Yehuda Beinin, whose daughter and son-in-law were kidnapped from the Nir Or kibbutz, said people ripping down or defacing posters were on a “very misguided path.”
“I think that … the ultimate conclusion one can reach here is just that people don’t understand what’s in the balance,” Beinin said.
Hanna Siegel, whose uncle and aunt were taken captive, said she was just as baffled by the poster-ripping and urged protesters on both sides of the geopolitical divide to remember that the hostages and their families are simply human beings.
“We’re mothers and fathers and nieces and nephews and siblings,” Siegel said. “We are families who don’t know anything about where our loved ones are. We are living in a nightmare.”

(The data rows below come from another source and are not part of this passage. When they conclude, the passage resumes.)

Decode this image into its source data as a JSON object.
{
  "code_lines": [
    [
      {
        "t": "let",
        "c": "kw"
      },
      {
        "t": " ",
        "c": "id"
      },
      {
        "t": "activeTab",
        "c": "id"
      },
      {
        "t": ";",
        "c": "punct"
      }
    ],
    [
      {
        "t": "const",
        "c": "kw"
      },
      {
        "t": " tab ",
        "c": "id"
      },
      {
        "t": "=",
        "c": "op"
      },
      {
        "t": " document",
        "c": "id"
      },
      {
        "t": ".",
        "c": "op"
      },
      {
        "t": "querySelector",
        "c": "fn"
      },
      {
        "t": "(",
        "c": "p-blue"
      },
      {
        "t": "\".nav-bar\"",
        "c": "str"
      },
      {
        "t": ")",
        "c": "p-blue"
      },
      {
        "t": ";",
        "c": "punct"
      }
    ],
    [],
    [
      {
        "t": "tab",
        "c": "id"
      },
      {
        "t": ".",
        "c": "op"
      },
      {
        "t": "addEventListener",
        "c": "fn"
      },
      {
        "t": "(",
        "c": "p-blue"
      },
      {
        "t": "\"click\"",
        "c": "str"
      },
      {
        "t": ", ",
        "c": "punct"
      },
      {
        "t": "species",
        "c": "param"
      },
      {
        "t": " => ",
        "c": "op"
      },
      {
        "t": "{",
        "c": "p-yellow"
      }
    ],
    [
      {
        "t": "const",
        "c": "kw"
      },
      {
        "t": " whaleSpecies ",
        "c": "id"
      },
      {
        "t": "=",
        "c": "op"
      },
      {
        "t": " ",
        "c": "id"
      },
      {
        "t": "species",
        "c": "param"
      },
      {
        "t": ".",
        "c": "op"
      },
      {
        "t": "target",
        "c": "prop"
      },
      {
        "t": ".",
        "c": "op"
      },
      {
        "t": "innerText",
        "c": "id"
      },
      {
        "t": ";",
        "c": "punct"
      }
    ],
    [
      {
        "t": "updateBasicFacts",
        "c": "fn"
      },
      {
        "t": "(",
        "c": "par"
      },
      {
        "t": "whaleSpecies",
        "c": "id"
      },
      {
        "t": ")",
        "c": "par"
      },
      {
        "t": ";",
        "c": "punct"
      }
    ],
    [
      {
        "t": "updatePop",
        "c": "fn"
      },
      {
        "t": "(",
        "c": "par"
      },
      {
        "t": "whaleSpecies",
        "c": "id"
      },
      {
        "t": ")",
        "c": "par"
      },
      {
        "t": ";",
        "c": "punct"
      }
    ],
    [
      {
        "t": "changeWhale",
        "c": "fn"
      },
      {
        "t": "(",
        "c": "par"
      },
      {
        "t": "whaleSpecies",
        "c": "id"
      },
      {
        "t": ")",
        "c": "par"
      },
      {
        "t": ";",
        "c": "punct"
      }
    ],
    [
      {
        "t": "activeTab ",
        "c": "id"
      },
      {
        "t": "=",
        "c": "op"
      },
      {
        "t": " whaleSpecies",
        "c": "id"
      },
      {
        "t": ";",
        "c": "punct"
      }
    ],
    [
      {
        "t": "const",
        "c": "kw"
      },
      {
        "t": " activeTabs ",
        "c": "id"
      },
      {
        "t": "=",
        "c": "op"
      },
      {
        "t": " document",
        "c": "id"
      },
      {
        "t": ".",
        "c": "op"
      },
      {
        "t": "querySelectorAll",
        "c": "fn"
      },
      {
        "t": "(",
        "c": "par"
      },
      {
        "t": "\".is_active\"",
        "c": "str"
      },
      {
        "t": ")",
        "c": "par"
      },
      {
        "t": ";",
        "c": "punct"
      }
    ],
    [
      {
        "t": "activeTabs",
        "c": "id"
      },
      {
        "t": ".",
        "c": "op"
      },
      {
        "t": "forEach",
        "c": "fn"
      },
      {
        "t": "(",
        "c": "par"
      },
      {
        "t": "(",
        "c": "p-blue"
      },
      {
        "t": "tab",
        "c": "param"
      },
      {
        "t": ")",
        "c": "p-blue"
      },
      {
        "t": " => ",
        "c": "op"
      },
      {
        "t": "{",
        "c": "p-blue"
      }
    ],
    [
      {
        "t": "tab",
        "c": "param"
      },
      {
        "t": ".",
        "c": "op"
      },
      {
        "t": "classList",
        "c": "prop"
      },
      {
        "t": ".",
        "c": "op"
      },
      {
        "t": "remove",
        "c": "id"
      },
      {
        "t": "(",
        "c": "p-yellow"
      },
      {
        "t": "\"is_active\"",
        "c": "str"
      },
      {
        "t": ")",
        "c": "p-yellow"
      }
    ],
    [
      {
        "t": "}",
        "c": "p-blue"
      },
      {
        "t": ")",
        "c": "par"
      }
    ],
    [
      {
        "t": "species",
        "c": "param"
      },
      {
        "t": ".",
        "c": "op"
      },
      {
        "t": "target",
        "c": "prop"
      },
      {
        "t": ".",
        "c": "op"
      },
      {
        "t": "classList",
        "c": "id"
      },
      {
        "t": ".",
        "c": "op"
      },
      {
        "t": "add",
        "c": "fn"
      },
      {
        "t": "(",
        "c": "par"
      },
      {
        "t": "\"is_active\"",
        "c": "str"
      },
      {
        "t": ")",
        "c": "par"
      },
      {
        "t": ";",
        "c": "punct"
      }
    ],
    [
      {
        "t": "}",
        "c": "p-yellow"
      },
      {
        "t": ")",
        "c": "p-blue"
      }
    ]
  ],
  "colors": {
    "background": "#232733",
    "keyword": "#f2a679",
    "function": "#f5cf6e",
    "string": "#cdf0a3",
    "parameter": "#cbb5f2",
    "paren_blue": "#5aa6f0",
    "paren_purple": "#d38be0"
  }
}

Jonathan Dekel-Chen, a professor at Hebrew University of Jerusalem whose 35-year-old son, Sagui, was also taken from Nir Oz, said the Oct. 7 attack and the defacement of posters were both symptoms of “blind hatred.”
“Nothing is perfect. Israel isn’t perfect. We’re not perfect. But there’s an element of light here that must conquer this dark, hatred and evil,” Dekel-Chen said, referring to Hamas and bigotry against Jewish people worldwide.
In interviews and videos on social media, some protesters have said they believe the posters are pro-Israel propaganda. In an apparent rejoinder to the wave of hostage posters, some pro-Palestinian activists in New York and other cities have displayed flyers showing pictures of people killed in the Gaza Strip amid Israel’s aggressive military campaign there.
Rachel Goldberg, whose 23-year-old son, Hersh, was kidnapped from the Supernova music festival, said she found it “intriguing” that many of the posters that she has seen taken down depict people “who are not Jewish, who are not Israeli.”
“I think we also have to be really careful to understand that a lot of these people … were Thai, Buddhists, Nepalese, Hindus, African Christians — they’re all there,” Goldberg said, referring to Gaza, where the hostages are believed to be held.
Goldberg said she, like many people around the world following news of the war, feels deeply upset whenever she sees images of innocent civilians in Gaza who have been wounded or killed by the Israeli military’s aerial bombardment and ground offensive. “None of us want to see innocent civilians getting hurt,” she said.